■ **Work request**:
Look through the data that follows and copy each line with the string "avatar".
╭──
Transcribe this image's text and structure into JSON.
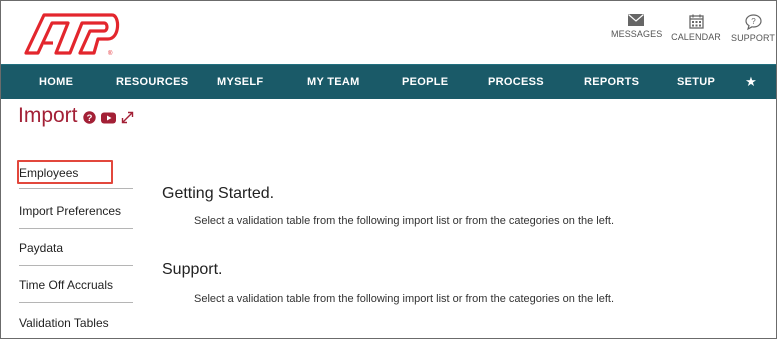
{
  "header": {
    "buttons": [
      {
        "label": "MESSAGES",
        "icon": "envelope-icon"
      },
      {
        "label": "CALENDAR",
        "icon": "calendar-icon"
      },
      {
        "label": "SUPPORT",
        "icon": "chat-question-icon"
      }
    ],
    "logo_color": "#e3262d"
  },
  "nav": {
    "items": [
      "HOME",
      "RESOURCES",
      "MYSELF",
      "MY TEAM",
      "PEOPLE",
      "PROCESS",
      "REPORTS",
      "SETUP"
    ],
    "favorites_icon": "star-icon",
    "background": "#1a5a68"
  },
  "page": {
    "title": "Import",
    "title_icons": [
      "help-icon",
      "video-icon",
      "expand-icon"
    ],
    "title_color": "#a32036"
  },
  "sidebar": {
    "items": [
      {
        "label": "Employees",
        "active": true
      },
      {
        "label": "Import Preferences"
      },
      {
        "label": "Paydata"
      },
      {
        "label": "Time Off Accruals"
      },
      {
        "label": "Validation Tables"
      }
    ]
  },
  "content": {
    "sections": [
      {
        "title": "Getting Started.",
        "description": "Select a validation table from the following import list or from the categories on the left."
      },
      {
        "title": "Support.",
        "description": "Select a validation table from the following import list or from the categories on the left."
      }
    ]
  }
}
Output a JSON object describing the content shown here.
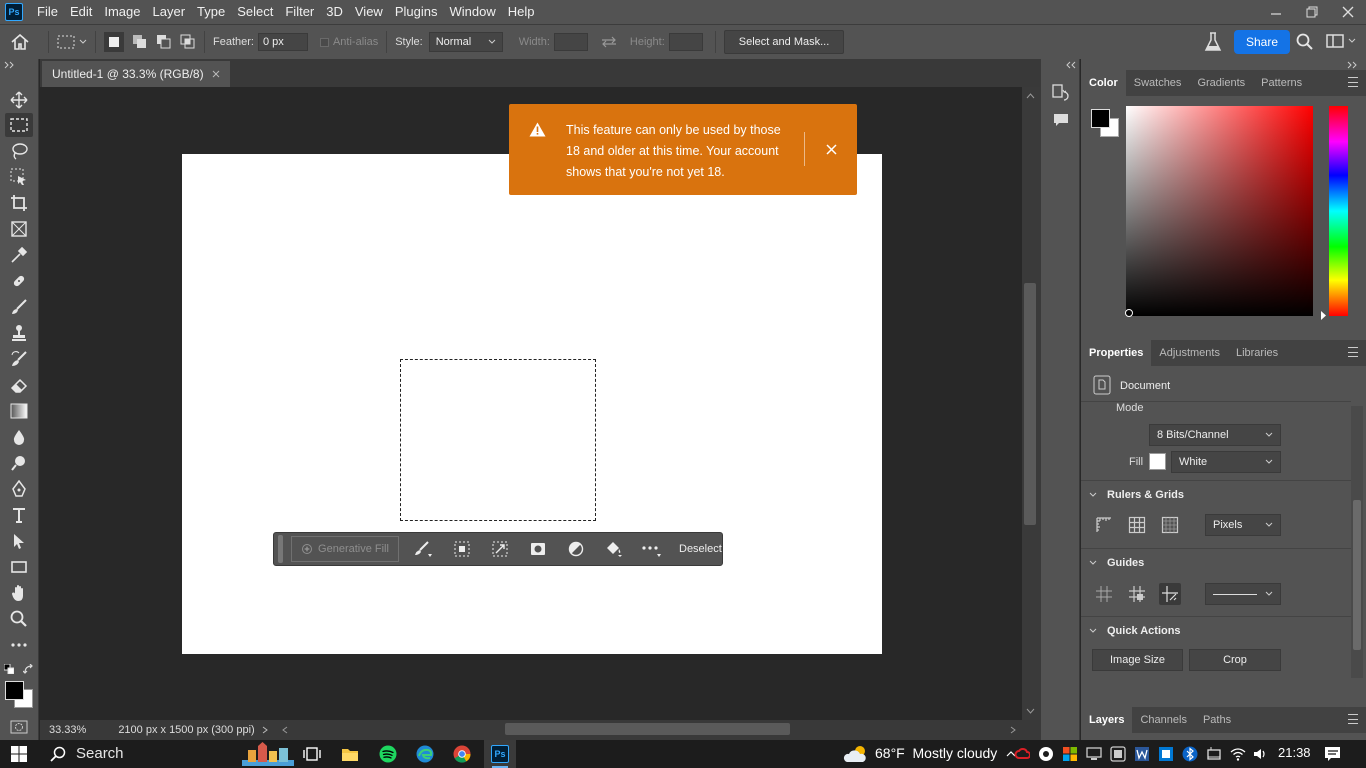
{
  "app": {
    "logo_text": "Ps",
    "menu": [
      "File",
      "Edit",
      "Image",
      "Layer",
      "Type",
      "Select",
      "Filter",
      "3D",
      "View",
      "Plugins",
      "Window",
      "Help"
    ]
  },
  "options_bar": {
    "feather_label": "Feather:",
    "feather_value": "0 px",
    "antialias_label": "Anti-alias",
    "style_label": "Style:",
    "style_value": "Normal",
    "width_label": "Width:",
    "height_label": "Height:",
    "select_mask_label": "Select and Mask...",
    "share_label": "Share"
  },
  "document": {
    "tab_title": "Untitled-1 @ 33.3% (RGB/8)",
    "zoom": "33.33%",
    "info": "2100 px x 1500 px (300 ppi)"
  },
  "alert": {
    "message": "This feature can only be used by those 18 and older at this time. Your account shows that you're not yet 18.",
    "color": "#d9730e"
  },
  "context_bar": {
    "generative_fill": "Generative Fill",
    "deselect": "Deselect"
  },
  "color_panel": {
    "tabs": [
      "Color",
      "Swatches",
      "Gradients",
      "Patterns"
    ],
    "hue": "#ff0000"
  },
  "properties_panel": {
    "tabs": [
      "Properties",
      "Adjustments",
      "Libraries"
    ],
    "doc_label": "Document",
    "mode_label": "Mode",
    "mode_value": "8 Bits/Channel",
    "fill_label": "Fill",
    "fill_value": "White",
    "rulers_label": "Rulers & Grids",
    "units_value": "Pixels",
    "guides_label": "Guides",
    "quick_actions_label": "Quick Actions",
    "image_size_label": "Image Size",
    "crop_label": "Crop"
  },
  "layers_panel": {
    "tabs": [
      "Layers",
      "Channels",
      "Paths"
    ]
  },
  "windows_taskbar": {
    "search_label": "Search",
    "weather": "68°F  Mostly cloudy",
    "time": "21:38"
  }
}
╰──
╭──
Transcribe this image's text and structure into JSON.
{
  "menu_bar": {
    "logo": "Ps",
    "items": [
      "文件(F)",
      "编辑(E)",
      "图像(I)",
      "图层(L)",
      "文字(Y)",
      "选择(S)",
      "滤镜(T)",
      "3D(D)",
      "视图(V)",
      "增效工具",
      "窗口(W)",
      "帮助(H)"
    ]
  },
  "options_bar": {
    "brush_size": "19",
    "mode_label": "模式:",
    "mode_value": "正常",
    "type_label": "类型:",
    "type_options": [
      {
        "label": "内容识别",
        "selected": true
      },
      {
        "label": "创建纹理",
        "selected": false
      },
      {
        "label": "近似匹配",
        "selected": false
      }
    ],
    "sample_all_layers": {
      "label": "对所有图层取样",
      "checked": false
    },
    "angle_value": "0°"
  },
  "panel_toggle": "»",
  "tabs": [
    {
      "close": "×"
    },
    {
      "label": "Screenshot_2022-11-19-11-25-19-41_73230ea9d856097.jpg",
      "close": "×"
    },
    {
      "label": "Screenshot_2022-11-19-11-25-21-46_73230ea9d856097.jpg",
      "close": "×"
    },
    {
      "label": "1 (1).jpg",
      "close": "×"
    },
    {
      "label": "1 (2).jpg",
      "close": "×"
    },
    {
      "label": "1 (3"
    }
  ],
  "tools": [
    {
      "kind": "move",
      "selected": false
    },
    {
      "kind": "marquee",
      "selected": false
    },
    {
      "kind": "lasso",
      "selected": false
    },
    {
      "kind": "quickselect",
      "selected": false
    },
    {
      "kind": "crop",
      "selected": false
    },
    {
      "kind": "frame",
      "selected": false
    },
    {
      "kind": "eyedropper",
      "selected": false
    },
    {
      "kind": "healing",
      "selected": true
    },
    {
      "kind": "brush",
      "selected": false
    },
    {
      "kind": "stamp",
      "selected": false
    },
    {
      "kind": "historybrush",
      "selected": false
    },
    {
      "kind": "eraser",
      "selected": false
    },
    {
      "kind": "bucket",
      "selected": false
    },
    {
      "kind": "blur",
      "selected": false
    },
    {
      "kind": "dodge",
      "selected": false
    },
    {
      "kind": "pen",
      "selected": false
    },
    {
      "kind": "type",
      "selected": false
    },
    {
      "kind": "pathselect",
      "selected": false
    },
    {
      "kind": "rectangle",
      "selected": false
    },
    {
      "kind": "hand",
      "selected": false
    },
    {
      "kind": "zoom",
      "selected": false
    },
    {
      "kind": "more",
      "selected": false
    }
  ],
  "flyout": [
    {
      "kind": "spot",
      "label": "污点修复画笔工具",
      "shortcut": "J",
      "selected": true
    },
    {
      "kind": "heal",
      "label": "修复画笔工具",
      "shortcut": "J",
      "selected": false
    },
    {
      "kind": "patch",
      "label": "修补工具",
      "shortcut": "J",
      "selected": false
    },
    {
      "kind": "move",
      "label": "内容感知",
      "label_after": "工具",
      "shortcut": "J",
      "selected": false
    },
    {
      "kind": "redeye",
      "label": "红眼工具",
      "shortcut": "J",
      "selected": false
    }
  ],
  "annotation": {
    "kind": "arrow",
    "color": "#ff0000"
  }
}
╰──
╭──
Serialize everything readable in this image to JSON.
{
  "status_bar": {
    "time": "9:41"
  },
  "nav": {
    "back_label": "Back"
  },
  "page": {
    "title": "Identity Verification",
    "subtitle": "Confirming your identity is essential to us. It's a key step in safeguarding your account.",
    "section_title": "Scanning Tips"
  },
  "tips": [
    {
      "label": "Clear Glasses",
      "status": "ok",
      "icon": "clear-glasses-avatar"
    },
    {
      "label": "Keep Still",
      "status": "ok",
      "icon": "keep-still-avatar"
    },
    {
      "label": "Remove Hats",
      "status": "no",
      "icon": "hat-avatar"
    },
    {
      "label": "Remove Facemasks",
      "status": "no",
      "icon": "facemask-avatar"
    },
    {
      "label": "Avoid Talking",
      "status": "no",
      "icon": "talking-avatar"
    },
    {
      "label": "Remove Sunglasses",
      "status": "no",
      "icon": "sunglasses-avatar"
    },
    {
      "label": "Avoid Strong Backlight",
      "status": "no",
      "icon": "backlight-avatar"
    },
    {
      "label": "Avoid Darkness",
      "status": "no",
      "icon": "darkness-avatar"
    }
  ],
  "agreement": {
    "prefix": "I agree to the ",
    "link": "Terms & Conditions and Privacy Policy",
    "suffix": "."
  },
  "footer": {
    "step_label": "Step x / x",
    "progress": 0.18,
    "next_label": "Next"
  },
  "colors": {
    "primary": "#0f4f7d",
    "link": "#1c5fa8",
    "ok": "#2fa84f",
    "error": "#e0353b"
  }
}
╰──
■ **Reply**:
      "icon": "clear-glasses-avatar"
      "icon": "keep-still-avatar"
      "icon": "hat-avatar"
      "icon": "facemask-avatar"
      "icon": "talking-avatar"
      "icon": "sunglasses-avatar"
      "icon": "backlight-avatar"
      "icon": "darkness-avatar"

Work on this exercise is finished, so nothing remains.